- Chelsea is not our biggest rival, the Borough of Haringey mob are and always will be
The recent draw at Stamford Bridge was telling in many ways. One of them for me was that Chelsea now has become a major rival for us. 20 years ago, it was never such. They were another London club. But in Premier League history, unlike the Borough of Haringey mob, they have actually won some decent trophies, including some we have never won let’s be honest. Both we and Chelsea have established ourselves as premier national and global forces, and in many respects such as fanbase, revenues, brand value, and overseas reach, are two of the biggest football clubs in the world.
The Wenger/Mourinho tiff, despite him now being at Man U, also contributed to this.
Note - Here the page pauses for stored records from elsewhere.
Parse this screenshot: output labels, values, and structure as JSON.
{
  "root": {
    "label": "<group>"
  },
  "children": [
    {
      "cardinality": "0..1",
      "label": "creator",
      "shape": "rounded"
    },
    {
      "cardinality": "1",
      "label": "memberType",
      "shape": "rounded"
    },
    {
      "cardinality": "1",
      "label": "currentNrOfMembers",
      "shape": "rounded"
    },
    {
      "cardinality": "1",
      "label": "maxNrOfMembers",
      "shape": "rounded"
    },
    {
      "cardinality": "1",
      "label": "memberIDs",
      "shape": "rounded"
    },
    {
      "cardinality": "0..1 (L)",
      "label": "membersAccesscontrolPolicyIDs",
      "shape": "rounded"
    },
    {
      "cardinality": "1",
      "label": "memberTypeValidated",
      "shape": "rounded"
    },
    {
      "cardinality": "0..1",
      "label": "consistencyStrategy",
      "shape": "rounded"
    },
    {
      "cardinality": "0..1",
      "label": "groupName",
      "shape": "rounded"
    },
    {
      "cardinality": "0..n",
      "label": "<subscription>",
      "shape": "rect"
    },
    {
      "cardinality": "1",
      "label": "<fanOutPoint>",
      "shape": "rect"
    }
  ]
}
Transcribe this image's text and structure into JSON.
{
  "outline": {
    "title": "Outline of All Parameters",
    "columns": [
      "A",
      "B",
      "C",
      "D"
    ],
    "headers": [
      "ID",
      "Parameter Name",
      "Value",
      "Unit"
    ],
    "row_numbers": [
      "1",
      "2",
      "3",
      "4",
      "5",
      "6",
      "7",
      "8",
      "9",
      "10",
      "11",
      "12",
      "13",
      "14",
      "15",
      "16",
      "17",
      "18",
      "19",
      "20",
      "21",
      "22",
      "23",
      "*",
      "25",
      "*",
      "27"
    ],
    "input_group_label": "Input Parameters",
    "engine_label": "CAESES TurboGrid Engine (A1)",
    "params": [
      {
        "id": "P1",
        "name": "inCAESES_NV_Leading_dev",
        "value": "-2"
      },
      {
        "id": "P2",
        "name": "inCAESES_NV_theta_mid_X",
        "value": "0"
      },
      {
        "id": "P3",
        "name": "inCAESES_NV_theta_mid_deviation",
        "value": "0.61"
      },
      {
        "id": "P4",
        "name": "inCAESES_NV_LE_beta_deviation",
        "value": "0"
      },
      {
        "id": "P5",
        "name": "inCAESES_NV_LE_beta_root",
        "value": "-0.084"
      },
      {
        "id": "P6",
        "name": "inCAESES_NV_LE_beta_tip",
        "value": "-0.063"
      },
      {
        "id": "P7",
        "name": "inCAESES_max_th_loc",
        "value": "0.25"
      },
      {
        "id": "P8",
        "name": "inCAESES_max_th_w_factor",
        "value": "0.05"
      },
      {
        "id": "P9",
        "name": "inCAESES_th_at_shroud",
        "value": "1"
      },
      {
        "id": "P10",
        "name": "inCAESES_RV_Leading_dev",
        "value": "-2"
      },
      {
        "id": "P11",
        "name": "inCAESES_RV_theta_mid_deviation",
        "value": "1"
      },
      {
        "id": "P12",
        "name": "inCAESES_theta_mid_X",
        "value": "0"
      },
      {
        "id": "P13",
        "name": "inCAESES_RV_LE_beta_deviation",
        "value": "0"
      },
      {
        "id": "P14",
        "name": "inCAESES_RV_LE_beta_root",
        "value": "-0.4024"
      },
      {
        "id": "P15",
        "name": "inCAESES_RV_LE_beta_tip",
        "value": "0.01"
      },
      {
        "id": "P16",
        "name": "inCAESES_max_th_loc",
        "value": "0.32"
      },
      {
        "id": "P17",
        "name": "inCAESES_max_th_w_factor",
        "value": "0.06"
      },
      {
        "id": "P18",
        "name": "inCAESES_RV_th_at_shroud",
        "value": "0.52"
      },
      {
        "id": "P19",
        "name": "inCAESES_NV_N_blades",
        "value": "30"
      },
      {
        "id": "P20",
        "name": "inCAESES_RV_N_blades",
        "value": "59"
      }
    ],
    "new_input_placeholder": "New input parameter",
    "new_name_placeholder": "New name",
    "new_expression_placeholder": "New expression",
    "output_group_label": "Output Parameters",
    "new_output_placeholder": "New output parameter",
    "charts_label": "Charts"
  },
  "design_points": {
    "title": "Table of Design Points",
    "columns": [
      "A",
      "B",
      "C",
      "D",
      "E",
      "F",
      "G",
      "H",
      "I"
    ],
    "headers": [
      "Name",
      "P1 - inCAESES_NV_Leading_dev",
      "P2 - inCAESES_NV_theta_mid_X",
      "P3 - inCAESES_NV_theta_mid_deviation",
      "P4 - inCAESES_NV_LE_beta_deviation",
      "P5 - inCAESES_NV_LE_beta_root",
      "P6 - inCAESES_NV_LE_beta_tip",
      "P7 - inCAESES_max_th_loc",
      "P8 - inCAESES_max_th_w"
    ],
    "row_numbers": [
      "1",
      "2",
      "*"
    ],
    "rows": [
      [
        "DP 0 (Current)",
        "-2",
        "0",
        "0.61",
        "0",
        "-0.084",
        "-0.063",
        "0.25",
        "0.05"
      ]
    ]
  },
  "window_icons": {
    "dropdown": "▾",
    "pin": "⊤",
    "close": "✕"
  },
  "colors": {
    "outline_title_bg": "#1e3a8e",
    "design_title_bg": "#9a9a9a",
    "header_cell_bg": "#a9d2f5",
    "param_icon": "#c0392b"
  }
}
Arsenal vs. Chelsea is now really a battle for who is the biggest club in London. They can mention their European Cup until they’re blue in their faces (pun intended). They still haven’t won the most trophies in the city, and they make less money than we do as per the 2015 and 2016 Deloitte rankings. Our monetary brand values are also consistently higher, as per similar Deloitte rankings.
However, I don’t get fans in honesty that deems Chelsea as our biggest rival. And above that lot from next door to Edmonton. Yes, we and Chelsea have been more competitive. This latest Spurs team under Pochettino is the most consistent they’ve had in decades. To quote former UK PM Harold McMillan, Spurs fans around today have never had it so good. But football rivalry to me is never a transient thing. It’s rooted in history, culture, and the essence of a club.
Chelsea was nothing to us before Abramovich went there. But Spurs is ingrained in our past, and what it means to be Arsenal. There are several cultural facets of being a Gooner in my opinion, just like any other club. We can be arrogant, but then we’ve achieved a lot, and are proud of it. Many of the great and exciting moments of modern English football have been made by us. We also value tradition, reliability, stability, and style. This is based off our manner of success from the Chapman era, up to the current day in Wenger.
Part of this culture is also a hatred of Tottenham Hotspur. As the nearest club to us, and one of a similar and smaller stature than us, it’s natural that we define ourselves to some extent against them. They certainly do to us, since Levy has taken great pride that his new ground will be bigger than ours.
Chelsea is really a passing thing. They won’t be great forever, and if they lack the funding/resources, they may not be as much of a force. They may not be like the 1980s Chelsea, as in getting relegated, but could without major backing be a mid-table club. Should this ever happen, then Spurs would still be around, as a club proud of holding a larger ground but with far less trophies than us.
As a Gooner, it’s always Tottenham who is the enemy. Not Chelsea, Liverpool, Man United, or Barcelona. Or Bayern Munich. I’m not an absolute stickler for tradition, but it has its time and place. There are some things inherent to cultures, times, and places, and Spurs as the prime enemy of Arsenal is one of them.
These as stated are some random points/thoughts.
Differing views are welcome, as it’s all subjective and opinion, ultimately.
MarbleHallsTV is an Arsenal social media account on Twitter, Facebook and Youtube. Been a Gooner since the 90s, inspired by Ian Wright, then Bergkamp, Vieira, Henry, Pires, Campbell, Rosicky, Koscielny, Ozil and Sanchez. A digital marketer/entrpreneur by profession, born in UK living in the Americas now.